Ride-sharing technology company Uber, concealed a hack that affected 57 million customers and drivers. The hack took place in 2016 and then-CEO Travis Kalanick reportedly was privy to the fact.
The hack was carried out by two perpetrators who were able to access a private GitHub coding site used by Uber software engineers. The hackers then accessed data stored on an Amazon Web Services account that handled computing tasks for the company. This, they were able to accomplish with login credentials they were able to obtain. These hackers then found an archive of rider and driver information. Later, they emailed Uber asking for money, according to the company.

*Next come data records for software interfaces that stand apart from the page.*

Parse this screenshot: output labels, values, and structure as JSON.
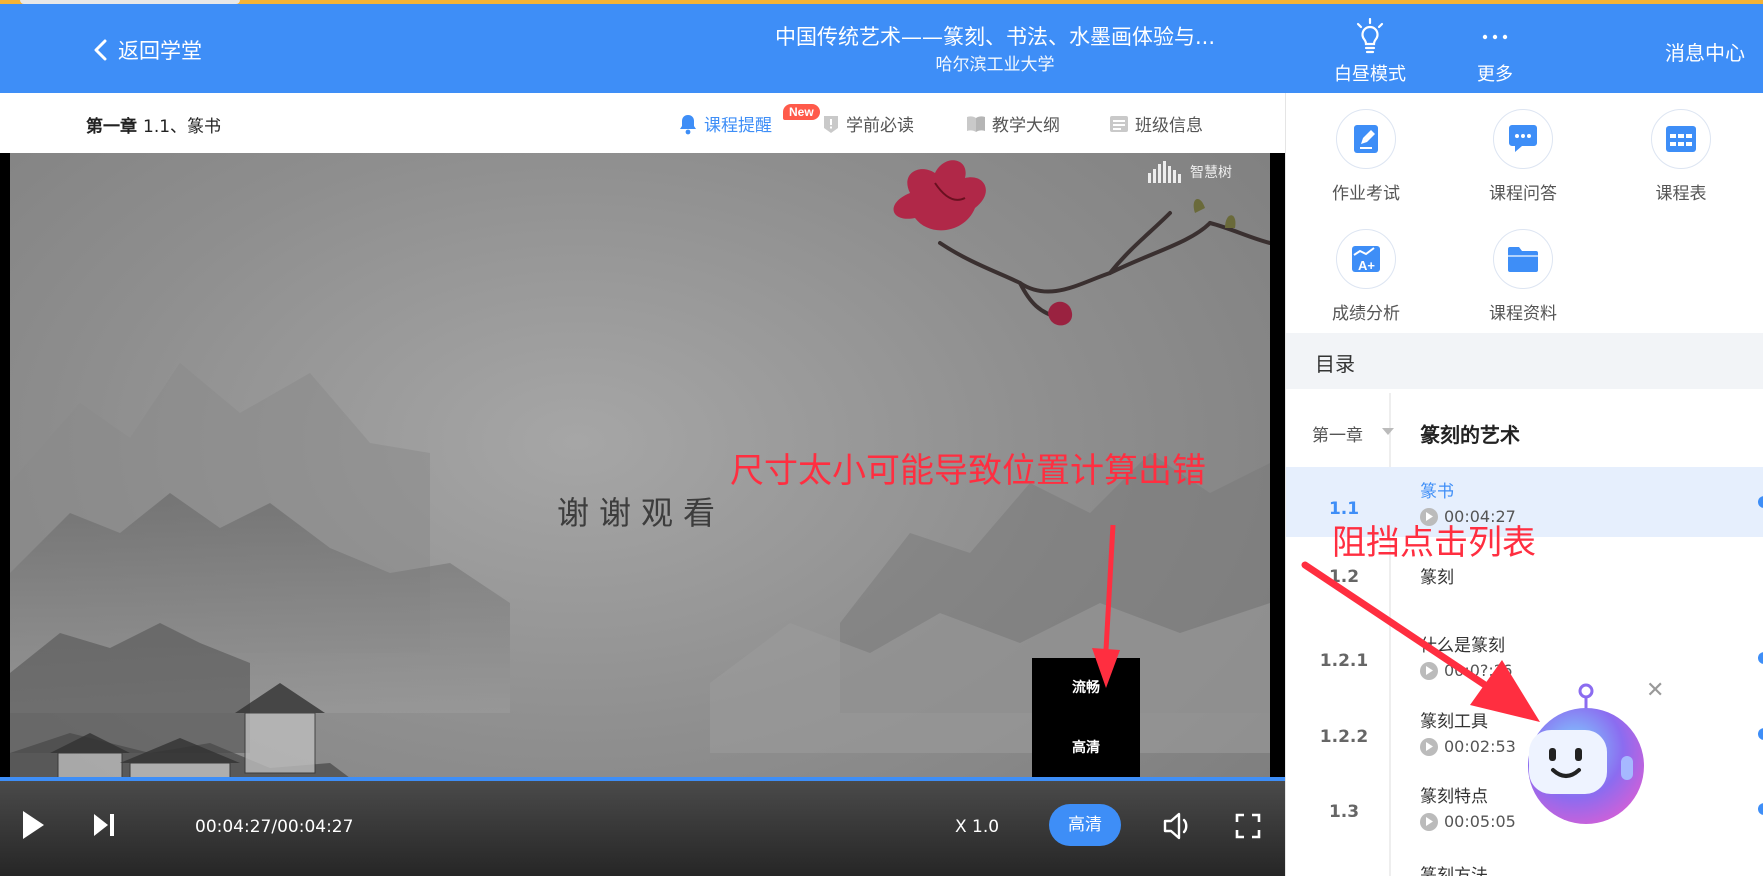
{
  "header": {
    "back_label": "返回学堂",
    "course_title": "中国传统艺术——篆刻、书法、水墨画体验与...",
    "school": "哈尔滨工业大学",
    "day_mode_label": "白昼模式",
    "more_label": "更多",
    "message_center_label": "消息中心"
  },
  "subnav": {
    "chapter_label": "第一章",
    "lesson_label": "1.1、篆书",
    "items": [
      {
        "label": "课程提醒"
      },
      {
        "label": "学前必读"
      },
      {
        "label": "教学大纲"
      },
      {
        "label": "班级信息"
      }
    ],
    "new_badge": "New"
  },
  "player": {
    "watermark": "智慧树",
    "overlay_text": "谢谢观看",
    "quality_options": [
      "流畅",
      "高清"
    ],
    "progress": 1.0,
    "time": "00:04:27/00:04:27",
    "speed": "X 1.0",
    "quality_current": "高清"
  },
  "annotations": {
    "video_note": "尺寸太小可能导致位置计算出错",
    "list_note": "阻挡点击列表"
  },
  "tools": [
    {
      "label": "作业考试",
      "icon": "edit-doc-icon"
    },
    {
      "label": "课程问答",
      "icon": "chat-icon"
    },
    {
      "label": "课程表",
      "icon": "timetable-icon"
    },
    {
      "label": "成绩分析",
      "icon": "grade-icon"
    },
    {
      "label": "课程资料",
      "icon": "folder-icon"
    }
  ],
  "catalog": {
    "title": "目录",
    "chapter_no": "第一章",
    "chapter_title": "篆刻的艺术",
    "lessons": [
      {
        "no": "1.1",
        "title": "篆书",
        "time": "00:04:27"
      },
      {
        "no": "1.2",
        "title": "篆刻",
        "time": ""
      },
      {
        "no": "1.2.1",
        "title": "什么是篆刻",
        "time": "00:0?:?6"
      },
      {
        "no": "1.2.2",
        "title": "篆刻工具",
        "time": "00:02:53"
      },
      {
        "no": "1.3",
        "title": "篆刻特点",
        "time": "00:05:05"
      },
      {
        "no": "",
        "title": "篆刻方法",
        "time": ""
      }
    ]
  },
  "colors": {
    "primary": "#3e8ef7",
    "annotation": "#ff2e40",
    "top_accent": "#f5b335"
  }
}
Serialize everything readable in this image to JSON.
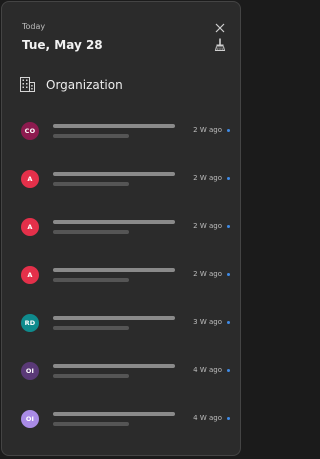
{
  "header": {
    "day_label": "Today",
    "date": "Tue, May 28"
  },
  "section": {
    "title": "Organization",
    "icon": "building-icon"
  },
  "notifications": [
    {
      "initials": "CO",
      "time": "2 W ago",
      "color": "#8d1b4f"
    },
    {
      "initials": "A",
      "time": "2 W ago",
      "color": "#e4304a"
    },
    {
      "initials": "A",
      "time": "2 W ago",
      "color": "#e4304a"
    },
    {
      "initials": "A",
      "time": "2 W ago",
      "color": "#e4304a"
    },
    {
      "initials": "RD",
      "time": "3 W ago",
      "color": "#0f8b8d"
    },
    {
      "initials": "OI",
      "time": "4 W ago",
      "color": "#5a3977"
    },
    {
      "initials": "OI",
      "time": "4 W ago",
      "color": "#a98be6"
    }
  ],
  "colors": {
    "unread_dot": "#3f8be6",
    "panel_bg": "#2b2b2b"
  }
}
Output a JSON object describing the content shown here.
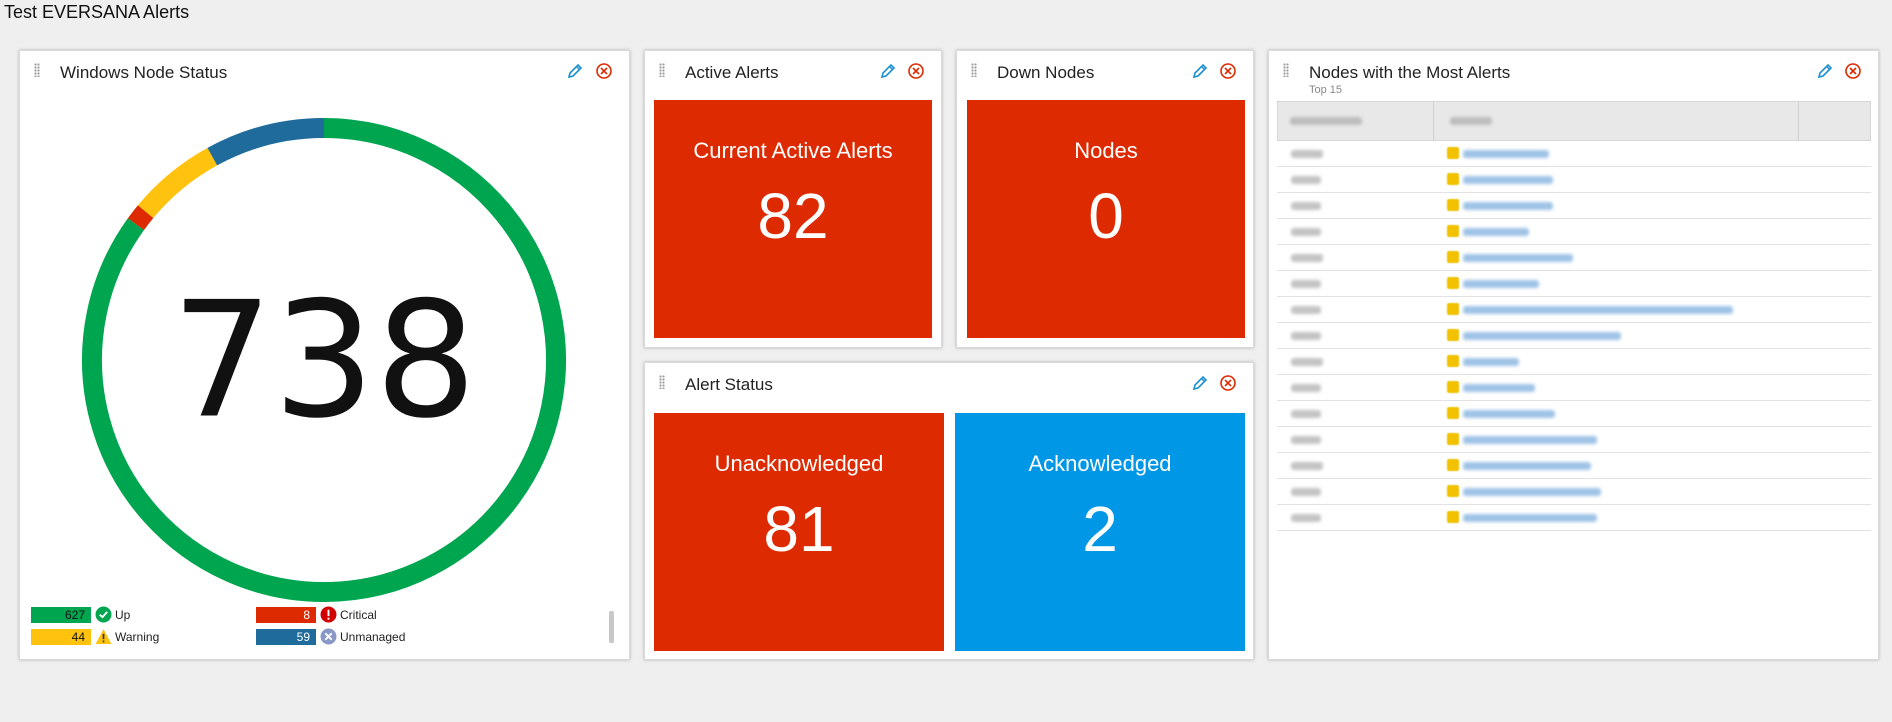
{
  "page": {
    "title": "Test EVERSANA Alerts"
  },
  "widgets": {
    "windows_node_status": {
      "title": "Windows Node Status",
      "total": "738",
      "segments": [
        {
          "name": "Up",
          "value": 627,
          "color": "#00a54f"
        },
        {
          "name": "Critical",
          "value": 8,
          "color": "#de2a00"
        },
        {
          "name": "Warning",
          "value": 44,
          "color": "#ffc20e"
        },
        {
          "name": "Unmanaged",
          "value": 59,
          "color": "#1f6b9c"
        }
      ],
      "legend": {
        "up": {
          "count": "627",
          "label": "Up",
          "color": "#00a54f"
        },
        "warning": {
          "count": "44",
          "label": "Warning",
          "color": "#ffc20e"
        },
        "critical": {
          "count": "8",
          "label": "Critical",
          "color": "#de2a00"
        },
        "unmanaged": {
          "count": "59",
          "label": "Unmanaged",
          "color": "#1f6b9c"
        }
      }
    },
    "active_alerts": {
      "title": "Active Alerts",
      "tile_label": "Current Active Alerts",
      "tile_value": "82"
    },
    "down_nodes": {
      "title": "Down Nodes",
      "tile_label": "Nodes",
      "tile_value": "0"
    },
    "alert_status": {
      "title": "Alert Status",
      "unack_label": "Unacknowledged",
      "unack_value": "81",
      "ack_label": "Acknowledged",
      "ack_value": "2"
    },
    "nodes_most_alerts": {
      "title": "Nodes with the Most Alerts",
      "subtitle": "Top 15"
    }
  },
  "colors": {
    "red_tile": "#de2a00",
    "blue_tile": "#0097e6",
    "edit_icon": "#1a8fd1",
    "close_icon": "#de2a00"
  }
}
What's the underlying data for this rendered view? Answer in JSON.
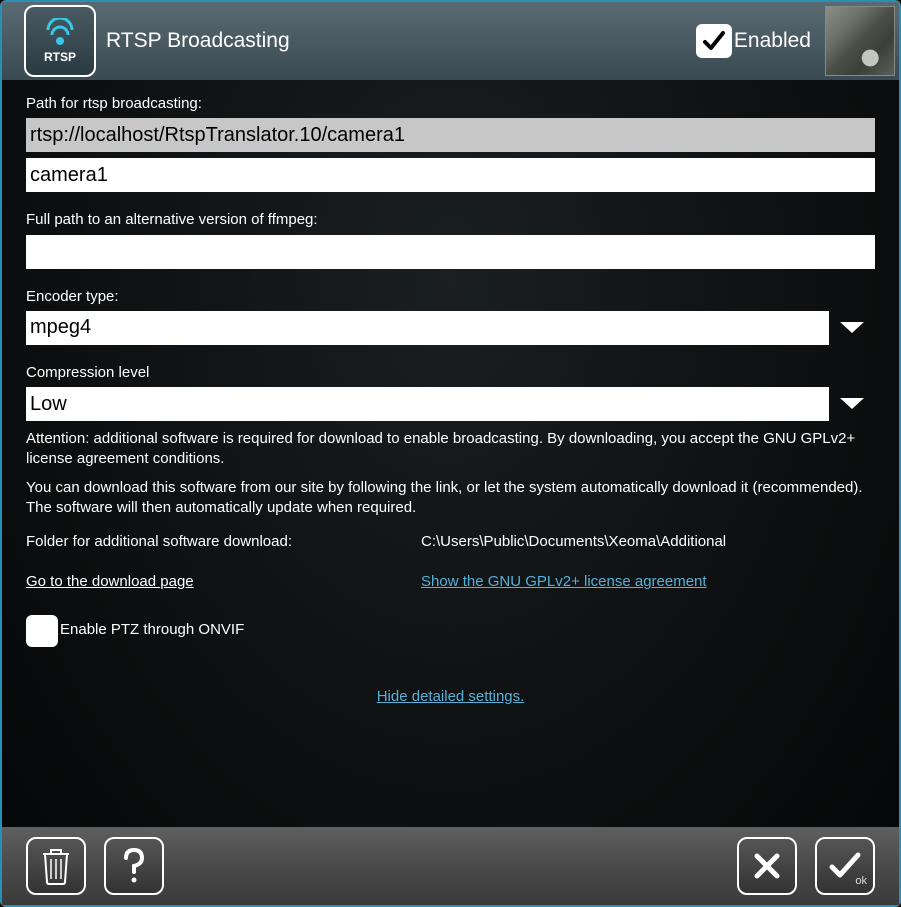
{
  "header": {
    "title": "RTSP Broadcasting",
    "icon_label": "RTSP",
    "enabled_label": "Enabled",
    "enabled_checked": true
  },
  "form": {
    "path_label": "Path for rtsp broadcasting:",
    "path_value": "rtsp://localhost/RtspTranslator.10/camera1",
    "camera_value": "camera1",
    "ffmpeg_label": "Full path to an alternative version of ffmpeg:",
    "ffmpeg_value": "",
    "encoder_label": "Encoder type:",
    "encoder_value": "mpeg4",
    "compression_label": "Compression level",
    "compression_value": "Low",
    "attention1": "Attention: additional software is required for download to enable broadcasting. By downloading, you accept the GNU GPLv2+ license agreement conditions.",
    "attention2": "You can download this software from our site by following the link, or let the system automatically download it (recommended). The software will then automatically update when required.",
    "folder_label": "Folder for additional software download:",
    "folder_value": "C:\\Users\\Public\\Documents\\Xeoma\\Additional",
    "download_link": "Go to the download page",
    "license_link": "Show the GNU GPLv2+ license agreement",
    "ptz_label": "Enable PTZ through ONVIF",
    "ptz_checked": false,
    "hide_link": "Hide detailed settings."
  },
  "footer": {
    "ok_label": "ok"
  }
}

The hackers were able to get 57 million names, email addresses and mobile phone numbers. The names and driver’s license numbers of around 600,000 drivers in the United States were also compromised.
What is coming out from many of the recent hacks is that the hacking happens in a chain of events. A person (mostly an employee of the company that gets hacked) also has accounts in other places that may not be so secure. The hacker picks up the login details, passwords and other credentials from those places and tries it out in the company account to get vital information. Hillary Clinton’s campaign hacking also happened that way where the hackers first got information from the gmail accounts which obviously were not so secure. The recent hacking at Onelogin had a similar Modus Operandi followed by the hackers.
This points at two things. First, it is the Management of Identity of the person that is more important than just securing his company account. Second, hackers attack the weakest link in the chain to get vital clues that are then used to attack important accounts. In any case it is important to secure the vital accounts thru MFA (Multi Factor Authentication) and strong Password Management.